For those that are somehow unfamiliar with the plot of The Last Of Us, the game follows Joel, a gruff and grizzled man 20 years following the outbreak of a fungus that infects humans causing them to become violent, ravenous, zombie-like creatures. As with many post-apocalyptic tales, these evolving infected creatures aren’t the only threat you’ll face. The more sinister enemies are often fellow mankind that are doing what they can to also survive the wasteland the world has become. Early in the game Joel is tasked with transporting a very special young girl Ellie across the country for reasons I won’t spoil (even though the game is almost 10 years old) and quickly learns first hand just how far the world has fallen since outbreak day.
Part 1 is a full remake of the first The Last Of Us game. It’s far more than a typical asset upscale and framerate improvement re-release often seen in many game remasters or ‘PS5 upgrades’ for existing games. Naughty Dog have recreated all of the game’s assets, character models and environments to create the best looking and performing version of the game. The performance capture and original voice recordings remain from development of the PS3 original, but the recreation of the character models really helps convey more emotion than what was portrayed in the original release(s). And also goes to show just how fantastic the original performances were when they were recorded pre 2013. Because of this, the story is the same as what was delivered in that original release and also includes the prequel DLC Left Behind as part of the package. Those expecting new takes on the story, or additional sections fleshed out with new content and dialogue may come away a bit disappointed.
Despite the story being being 1:1 with the original, there is plenty here to make the game feel fresh, and the most modern way to experience it. There are multiple graphical options that can be tweaked to favour visual fidelity or performance, haptic feedback and adaptive trigger support for the PS5 DualSense really adds another layer of immersion to the game, traversing the environments and feeling the cutscenes, and the enemy AI has been improved to better reflect the smartness of the enemies found in Part 2, making the combat encounters more dynamic and realistic and also allows the same encounters to play out differently based on your actions if and when you replay them, making the game feel even more grounded and responsive than the original ever was.
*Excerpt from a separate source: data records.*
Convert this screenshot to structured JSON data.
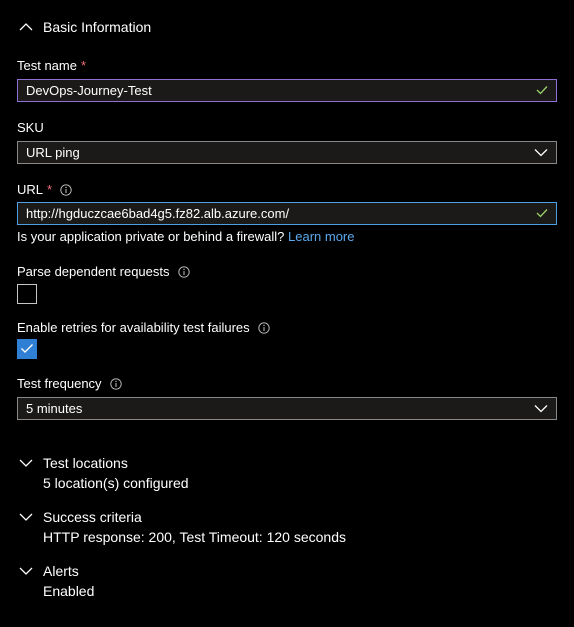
{
  "basic": {
    "title": "Basic Information",
    "test_name_label": "Test name",
    "required_mark": "*",
    "test_name_value": "DevOps-Journey-Test",
    "sku_label": "SKU",
    "sku_value": "URL ping",
    "url_label": "URL",
    "url_value": "http://hgduczcae6bad4g5.fz82.alb.azure.com/",
    "firewall_text": "Is your application private or behind a firewall?",
    "learn_more": "Learn more",
    "parse_label": "Parse dependent requests",
    "parse_checked": false,
    "retries_label": "Enable retries for availability test failures",
    "retries_checked": true,
    "frequency_label": "Test frequency",
    "frequency_value": "5 minutes"
  },
  "sections": {
    "locations": {
      "title": "Test locations",
      "summary": "5 location(s) configured"
    },
    "success": {
      "title": "Success criteria",
      "summary": "HTTP response: 200, Test Timeout: 120 seconds"
    },
    "alerts": {
      "title": "Alerts",
      "summary": "Enabled"
    }
  },
  "colors": {
    "background": "#000000",
    "required": "#f1707b",
    "link": "#5ca8ee",
    "checkbox_checked": "#2f7fd4",
    "valid_check": "#9bd26a",
    "focus_border": "#4f9fe5",
    "name_border": "#8f6fd1"
  }
}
The game has also introduced a heap of accessibility options that featured in 2020’s Part 2 allowing it to be enjoyed by a wide range a players with different accessibility needs.
Upon completing Part 1 you’ll gain access to additional gameplay modifiers and unlockable costumes that you can use to further tweak the appearance of Joel and Ellie and the gameplay if wanting to jump back in for additional playthroughs. These options have become a staple in Naughty Dog titles since Uncharted 4 and add the option of visual filters to the game, as well as gameplay modifiers such as turning on infinite ammo, infinite crafting, the ability to have unlimited listening range and to one-shot enemies, among many more. A lot of these options are fun to toggle on and play around with but don’t add a lot to the overall experience and I can’t see myself using them for an extended period of time or even a full playthrough.
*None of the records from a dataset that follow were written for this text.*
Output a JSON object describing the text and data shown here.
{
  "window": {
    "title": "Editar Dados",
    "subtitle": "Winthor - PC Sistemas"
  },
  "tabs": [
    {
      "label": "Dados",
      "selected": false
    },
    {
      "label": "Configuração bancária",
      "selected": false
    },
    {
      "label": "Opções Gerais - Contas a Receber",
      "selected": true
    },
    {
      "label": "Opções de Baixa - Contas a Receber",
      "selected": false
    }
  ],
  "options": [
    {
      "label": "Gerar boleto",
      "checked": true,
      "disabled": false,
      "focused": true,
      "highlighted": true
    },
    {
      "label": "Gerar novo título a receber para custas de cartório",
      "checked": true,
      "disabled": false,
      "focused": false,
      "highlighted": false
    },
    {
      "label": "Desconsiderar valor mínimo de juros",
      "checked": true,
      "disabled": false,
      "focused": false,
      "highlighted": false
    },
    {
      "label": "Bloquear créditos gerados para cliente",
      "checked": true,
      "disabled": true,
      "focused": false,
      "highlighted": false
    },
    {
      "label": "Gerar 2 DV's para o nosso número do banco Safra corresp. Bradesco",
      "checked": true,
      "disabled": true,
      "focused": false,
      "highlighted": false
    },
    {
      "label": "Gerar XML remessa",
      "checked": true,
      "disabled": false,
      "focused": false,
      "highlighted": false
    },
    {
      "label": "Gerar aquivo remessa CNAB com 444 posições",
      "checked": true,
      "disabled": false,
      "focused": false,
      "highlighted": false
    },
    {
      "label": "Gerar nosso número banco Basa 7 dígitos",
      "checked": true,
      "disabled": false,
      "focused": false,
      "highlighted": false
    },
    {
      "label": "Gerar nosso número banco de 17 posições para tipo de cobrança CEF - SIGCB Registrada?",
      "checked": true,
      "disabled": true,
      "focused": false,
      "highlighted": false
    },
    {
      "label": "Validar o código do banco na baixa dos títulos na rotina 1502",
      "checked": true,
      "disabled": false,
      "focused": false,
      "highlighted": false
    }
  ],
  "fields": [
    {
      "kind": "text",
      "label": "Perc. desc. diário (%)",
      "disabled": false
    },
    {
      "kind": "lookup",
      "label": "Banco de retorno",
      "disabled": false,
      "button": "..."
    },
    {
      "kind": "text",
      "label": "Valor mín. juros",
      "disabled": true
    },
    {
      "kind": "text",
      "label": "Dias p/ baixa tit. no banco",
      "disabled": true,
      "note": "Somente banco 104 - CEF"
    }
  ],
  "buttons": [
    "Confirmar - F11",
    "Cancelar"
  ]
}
For those that like a bit of extra challenge. Part 1 also introduces a new permadeath and speedrun mode to really test your skills. These aren’t the kinds of options I’m personally into, but do understand there’s probably a decent number of people that will utilise these features and become quite competent I’ve with their skills and results.
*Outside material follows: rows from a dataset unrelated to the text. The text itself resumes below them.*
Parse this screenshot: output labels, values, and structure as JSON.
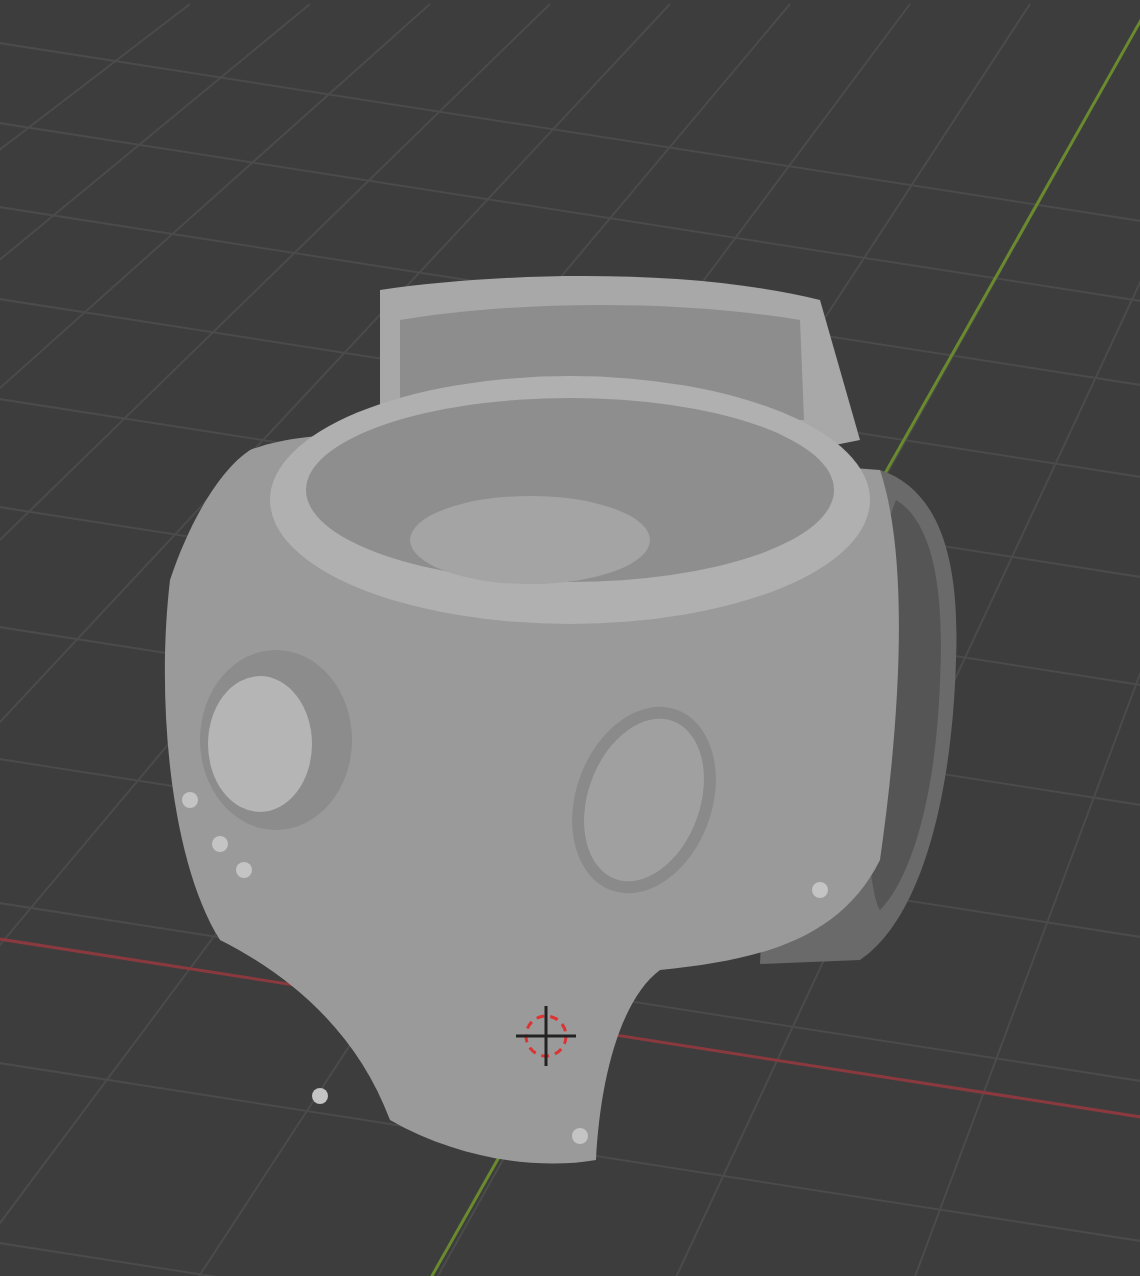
{
  "viewport": {
    "axes": [
      {
        "kind": "x",
        "color": "#8a3a3f"
      },
      {
        "kind": "y",
        "color": "#6a8a2e"
      }
    ]
  }
}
One aspect of The Last of Us that doesn’t get talked about enough is it’s incredible score by the super talented Gustavo Santaolalla. The soundtrack for the game has been a staple in my music playlists ever since I originally heard it in 2013, and anyone who’s played that game will agree with just how perfectly the music conveys the emotions and powerful impact the game constantly throws at you.
Whether it’s the first time you’re experiencing this incredible survival story for the first time or the 20th, there really isn’t a better looking or performing version of the game. Whether you believe the game needed to be remade or not is beside the point, when so much has been done to make the game visually impressive while also more accessible, it’s opened up the game to be experienced by a whole range of new players. While I do wish the incredibly fun factions mode of the original had been included, The Last Of Us Part 1 perfectly blends incredible visuals and cinematic story telling in a way that only the technical wizards at Naughty Dog are able to do.
A PS5 review code was provided by PlayStation for the purpose of this review.
If you want to see more content like this and never miss one of our frequent gaming and anime giveaways come and Follow Ani-Game on Twitter.